There was a full house for the king and queen presentation at the Morrow County Fair on Aug. 29, and the grandstand was packed with the surrounding hills crowded for the rodeo on Wednesday evening.
Yet, there were memorable moments taking place every day during fair week as fairgoers strolled around the fairgrounds in picture perfect weather, bumping into friends and enjoying a BBQ pork sandwich or a milkshake at pork producers’ and dairy booths.
The first stop for many who park on the south side of the fairgrounds is the Youth Building with 4-H booth exhibits. “Tiki lights and Country nights” was the theme for the Junior Fair this year.
Ann Artrip was looking at the booths and commented on the creativity of 4-H clubs. “I wondered how they would use the theme this year, and it’s amazing how they use lights and Aloha. They are so creative,” Artrip said.
Saving the horses and small animals for another day, my next stop was the commercial building with the Headwaters and Soil and Water exhibit. Children gathered there to try their hand at corn hole or a spin-a-wheel game for the chance to choose a treat from a big pan of candy.
Walking around the track, people stopped to take pictures of bales of hay decorated with various characters, along with plenty of stands with corn dogs, lemonade and funnel cakes.
A favorite gathering place is the honey display at the Arts and Crafts building. It features Drake’s Honey Bee products with honey offered in several forms. The Drakes said it’s been a good year for the bees in Morrow County. They have gotten several swarms of bees and pulled 120 gallons of honey this year, leaving the rest for the health of the bees.

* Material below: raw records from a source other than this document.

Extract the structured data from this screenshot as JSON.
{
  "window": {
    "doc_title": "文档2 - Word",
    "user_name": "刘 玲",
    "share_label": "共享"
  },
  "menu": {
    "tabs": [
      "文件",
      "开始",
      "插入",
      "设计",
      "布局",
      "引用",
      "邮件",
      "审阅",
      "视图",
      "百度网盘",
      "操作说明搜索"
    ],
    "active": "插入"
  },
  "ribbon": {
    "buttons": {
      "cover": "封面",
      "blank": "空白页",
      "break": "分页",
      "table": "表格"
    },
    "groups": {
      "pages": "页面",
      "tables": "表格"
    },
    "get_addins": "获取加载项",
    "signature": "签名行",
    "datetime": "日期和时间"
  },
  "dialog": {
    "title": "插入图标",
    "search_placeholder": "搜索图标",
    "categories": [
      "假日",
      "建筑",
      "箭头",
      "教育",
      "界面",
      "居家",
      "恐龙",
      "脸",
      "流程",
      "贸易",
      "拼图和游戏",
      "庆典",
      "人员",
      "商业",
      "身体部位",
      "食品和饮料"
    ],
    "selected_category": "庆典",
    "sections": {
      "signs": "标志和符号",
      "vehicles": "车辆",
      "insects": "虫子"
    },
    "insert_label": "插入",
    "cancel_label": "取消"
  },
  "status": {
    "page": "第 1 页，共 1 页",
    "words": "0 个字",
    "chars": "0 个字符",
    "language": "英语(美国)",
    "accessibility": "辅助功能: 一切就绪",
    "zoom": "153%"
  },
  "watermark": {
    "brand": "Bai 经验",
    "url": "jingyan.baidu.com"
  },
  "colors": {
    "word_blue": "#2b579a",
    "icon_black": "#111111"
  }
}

Angie Drake introduced me to four generations of her family who produce honey. She learned from her father, Richard “Dick” Davis, and had her own honey 4-H project as a youth. She and her husband, Bill, have had bees more years than they can count, and her son, William, and his wife, Megan, carry on the tradition. They started a new exhibit this year of decorative wax and health and beauty care products. Their son, Liam, just loves honey and says he has it every day.
Next on the route is the Floral Hall, which is the oldest building in the fairgrounds. It holds a feast for the eyes with gladiolas, dahlias, and shelves with flower arrangements, plants and garden produce.
The scarecrow exhibit in the central hallway drew a crowd with Spring Valley Farm’s Creswell family scarecrow. It featured a cornstalk skirt, live ivy hair and a bouquet of succulent plants. Sarah Creswell said it was a creation of her daughter, Janey, and Janey’s grandmother Ruth Creswell.
A second day at the fair, Thursday, was spent at the Large Show Arena, watching the beef and dairy feeder calf shows. It was a special moment to see this year’s Junior Fair King Bryan Sayers show his beef feeder calf and queen contestant Elizabeth Leonard show her calf along with her sister Lydia. Fair royalty aren’t just pretty faces; they are serious competitors in the show ring.
There can be no thrill greater than having a child or grandchild win the Grand Champion title. The judge said it best that all the time and hard work of each youth shows in their poise and the way they exhibit the animal in lock step with its moves.
A last stop was the cattle barn after a look at the sheep, chickens, and rabbits before heading home.
The end of the day held a moment of sweetness and pure country delight to see Kyle and Jordan Cremeans’ children, Corey and Mikayla, cozy up to a new Jersey calf at the Chamberlain stalls.
Alberta Stojkovic is a correspondent for The Morrow County Sentinel.